▸ **Exercise description**:
Keep the pictures out of the copy and repeat the records exactly.

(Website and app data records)
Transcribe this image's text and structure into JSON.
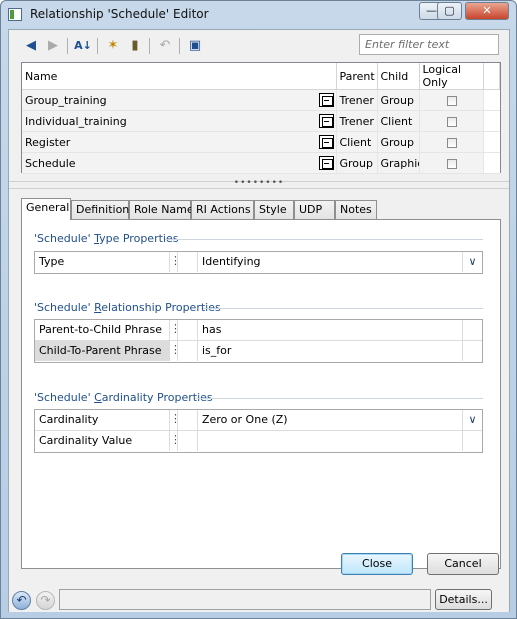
{
  "window": {
    "title": "Relationship 'Schedule' Editor",
    "buttons": [
      "—",
      "▢",
      "✕"
    ]
  },
  "toolbar": {
    "icons": [
      "first-icon",
      "next-icon",
      "sort-icon",
      "new-icon",
      "delete-icon",
      "undo-icon",
      "notebook-icon"
    ],
    "filter_placeholder": "Enter filter text"
  },
  "grid": {
    "columns": [
      "Name",
      "Parent",
      "Child",
      "Logical Only"
    ],
    "rows": [
      {
        "name": "Group_training",
        "parent": "Trener",
        "child": "Group"
      },
      {
        "name": "Individual_training",
        "parent": "Trener",
        "child": "Client"
      },
      {
        "name": "Register",
        "parent": "Client",
        "child": "Group"
      },
      {
        "name": "Schedule",
        "parent": "Group",
        "child": "Graphic"
      }
    ]
  },
  "splitter": "••••••••",
  "tabs": [
    "General",
    "Definition",
    "Role Name",
    "RI Actions",
    "Style",
    "UDP",
    "Notes"
  ],
  "sections": {
    "type": {
      "prefix": "'Schedule' ",
      "underlined": "T",
      "rest": "ype Properties"
    },
    "relationship": {
      "prefix": "'Schedule' ",
      "underlined": "R",
      "rest": "elationship Properties"
    },
    "cardinality": {
      "prefix": "'Schedule' ",
      "underlined": "C",
      "rest": "ardinality Properties"
    }
  },
  "props": {
    "type": {
      "label": "Type",
      "value": "Identifying",
      "dropdown": "∨"
    },
    "p2c": {
      "label": "Parent-to-Child Phrase",
      "value": "has"
    },
    "c2p": {
      "label": "Child-To-Parent Phrase",
      "value": "is_for"
    },
    "cardinality": {
      "label": "Cardinality",
      "value": "Zero or One (Z)",
      "dropdown": "∨"
    },
    "cardinality_value": {
      "label": "Cardinality Value",
      "value": ""
    }
  },
  "buttons": {
    "close": "Close",
    "cancel": "Cancel",
    "details": "Details..."
  }
}
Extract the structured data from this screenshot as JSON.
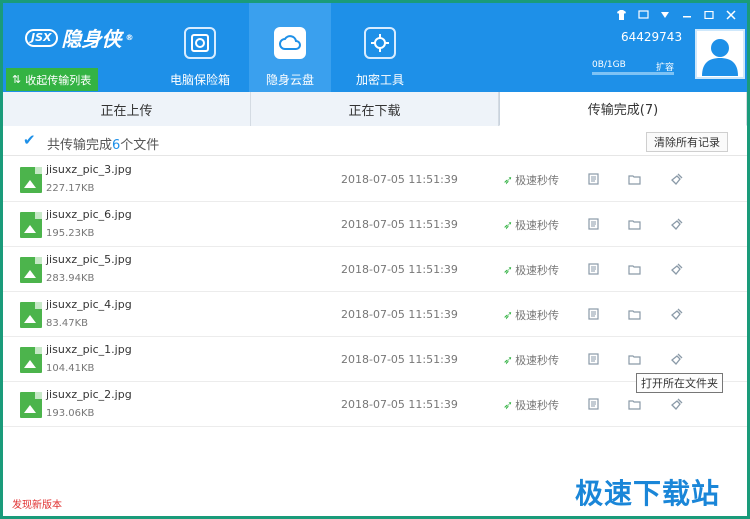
{
  "app": {
    "brand_mark": "JSX",
    "brand_name": "隐身侠",
    "registered": "®"
  },
  "header": {
    "collapse_label": "收起传输列表",
    "nav": [
      {
        "label": "电脑保险箱",
        "icon": "safe-icon"
      },
      {
        "label": "隐身云盘",
        "icon": "cloud-icon"
      },
      {
        "label": "加密工具",
        "icon": "gear-tool-icon"
      }
    ],
    "window_controls": [
      "skin-icon",
      "feedback-icon",
      "menu-icon",
      "minimize-icon",
      "maximize-icon",
      "close-icon"
    ],
    "user_id": "64429743",
    "quota_used": "0B/1GB",
    "quota_expand": "扩容",
    "quota_fraction": 0
  },
  "tabs": [
    {
      "label": "正在上传"
    },
    {
      "label": "正在下载"
    },
    {
      "label": "传输完成(7)"
    }
  ],
  "summary": {
    "prefix": "共传输完成",
    "count": "6",
    "suffix": "个文件",
    "clear_label": "清除所有记录"
  },
  "files": [
    {
      "name": "jisuxz_pic_3.jpg",
      "size": "227.17KB",
      "date": "2018-07-05 11:51:39",
      "status": "极速秒传"
    },
    {
      "name": "jisuxz_pic_6.jpg",
      "size": "195.23KB",
      "date": "2018-07-05 11:51:39",
      "status": "极速秒传"
    },
    {
      "name": "jisuxz_pic_5.jpg",
      "size": "283.94KB",
      "date": "2018-07-05 11:51:39",
      "status": "极速秒传"
    },
    {
      "name": "jisuxz_pic_4.jpg",
      "size": "83.47KB",
      "date": "2018-07-05 11:51:39",
      "status": "极速秒传"
    },
    {
      "name": "jisuxz_pic_1.jpg",
      "size": "104.41KB",
      "date": "2018-07-05 11:51:39",
      "status": "极速秒传"
    },
    {
      "name": "jisuxz_pic_2.jpg",
      "size": "193.06KB",
      "date": "2018-07-05 11:51:39",
      "status": "极速秒传"
    }
  ],
  "tooltip": "打开所在文件夹",
  "footer": {
    "new_version": "发现新版本",
    "watermark": "极速下载站"
  },
  "colors": {
    "header": "#1e90e8",
    "accent_green": "#34b343",
    "link_red": "#e03030"
  }
}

▸ **Problem solution**:
Transcribe this image's text and structure into JSON.
{
  "window": {
    "title": "Relationship 'Schedule' Editor",
    "buttons": [
      "—",
      "▢",
      "✕"
    ]
  },
  "toolbar": {
    "icons": [
      "first-icon",
      "next-icon",
      "sort-icon",
      "new-icon",
      "delete-icon",
      "undo-icon",
      "notebook-icon"
    ],
    "filter_placeholder": "Enter filter text"
  },
  "grid": {
    "columns": [
      "Name",
      "Parent",
      "Child",
      "Logical Only"
    ],
    "rows": [
      {
        "name": "Group_training",
        "parent": "Trener",
        "child": "Group"
      },
      {
        "name": "Individual_training",
        "parent": "Trener",
        "child": "Client"
      },
      {
        "name": "Register",
        "parent": "Client",
        "child": "Group"
      },
      {
        "name": "Schedule",
        "parent": "Group",
        "child": "Graphic"
      }
    ]
  },
  "splitter": "••••••••",
  "tabs": [
    "General",
    "Definition",
    "Role Name",
    "RI Actions",
    "Style",
    "UDP",
    "Notes"
  ],
  "sections": {
    "type": {
      "prefix": "'Schedule' ",
      "underlined": "T",
      "rest": "ype Properties"
    },
    "relationship": {
      "prefix": "'Schedule' ",
      "underlined": "R",
      "rest": "elationship Properties"
    },
    "cardinality": {
      "prefix": "'Schedule' ",
      "underlined": "C",
      "rest": "ardinality Properties"
    }
  },
  "props": {
    "type": {
      "label": "Type",
      "value": "Identifying",
      "dropdown": "∨"
    },
    "p2c": {
      "label": "Parent-to-Child Phrase",
      "value": "has"
    },
    "c2p": {
      "label": "Child-To-Parent Phrase",
      "value": "is_for"
    },
    "cardinality": {
      "label": "Cardinality",
      "value": "Zero or One (Z)",
      "dropdown": "∨"
    },
    "cardinality_value": {
      "label": "Cardinality Value",
      "value": ""
    }
  },
  "buttons": {
    "close": "Close",
    "cancel": "Cancel",
    "details": "Details..."
  }
}
Extract the structured data from this screenshot as JSON.
{
  "app": {
    "brand_mark": "JSX",
    "brand_name": "隐身侠",
    "registered": "®"
  },
  "header": {
    "collapse_label": "收起传输列表",
    "nav": [
      {
        "label": "电脑保险箱",
        "icon": "safe-icon"
      },
      {
        "label": "隐身云盘",
        "icon": "cloud-icon"
      },
      {
        "label": "加密工具",
        "icon": "gear-tool-icon"
      }
    ],
    "window_controls": [
      "skin-icon",
      "feedback-icon",
      "menu-icon",
      "minimize-icon",
      "maximize-icon",
      "close-icon"
    ],
    "user_id": "64429743",
    "quota_used": "0B/1GB",
    "quota_expand": "扩容",
    "quota_fraction": 0
  },
  "tabs": [
    {
      "label": "正在上传"
    },
    {
      "label": "正在下载"
    },
    {
      "label": "传输完成(7)"
    }
  ],
  "summary": {
    "prefix": "共传输完成",
    "count": "6",
    "suffix": "个文件",
    "clear_label": "清除所有记录"
  },
  "files": [
    {
      "name": "jisuxz_pic_3.jpg",
      "size": "227.17KB",
      "date": "2018-07-05 11:51:39",
      "status": "极速秒传"
    },
    {
      "name": "jisuxz_pic_6.jpg",
      "size": "195.23KB",
      "date": "2018-07-05 11:51:39",
      "status": "极速秒传"
    },
    {
      "name": "jisuxz_pic_5.jpg",
      "size": "283.94KB",
      "date": "2018-07-05 11:51:39",
      "status": "极速秒传"
    },
    {
      "name": "jisuxz_pic_4.jpg",
      "size": "83.47KB",
      "date": "2018-07-05 11:51:39",
      "status": "极速秒传"
    },
    {
      "name": "jisuxz_pic_1.jpg",
      "size": "104.41KB",
      "date": "2018-07-05 11:51:39",
      "status": "极速秒传"
    },
    {
      "name": "jisuxz_pic_2.jpg",
      "size": "193.06KB",
      "date": "2018-07-05 11:51:39",
      "status": "极速秒传"
    }
  ],
  "tooltip": "打开所在文件夹",
  "footer": {
    "new_version": "发现新版本",
    "watermark": "极速下载站"
  },
  "colors": {
    "header": "#1e90e8",
    "accent_green": "#34b343",
    "link_red": "#e03030"
  }
}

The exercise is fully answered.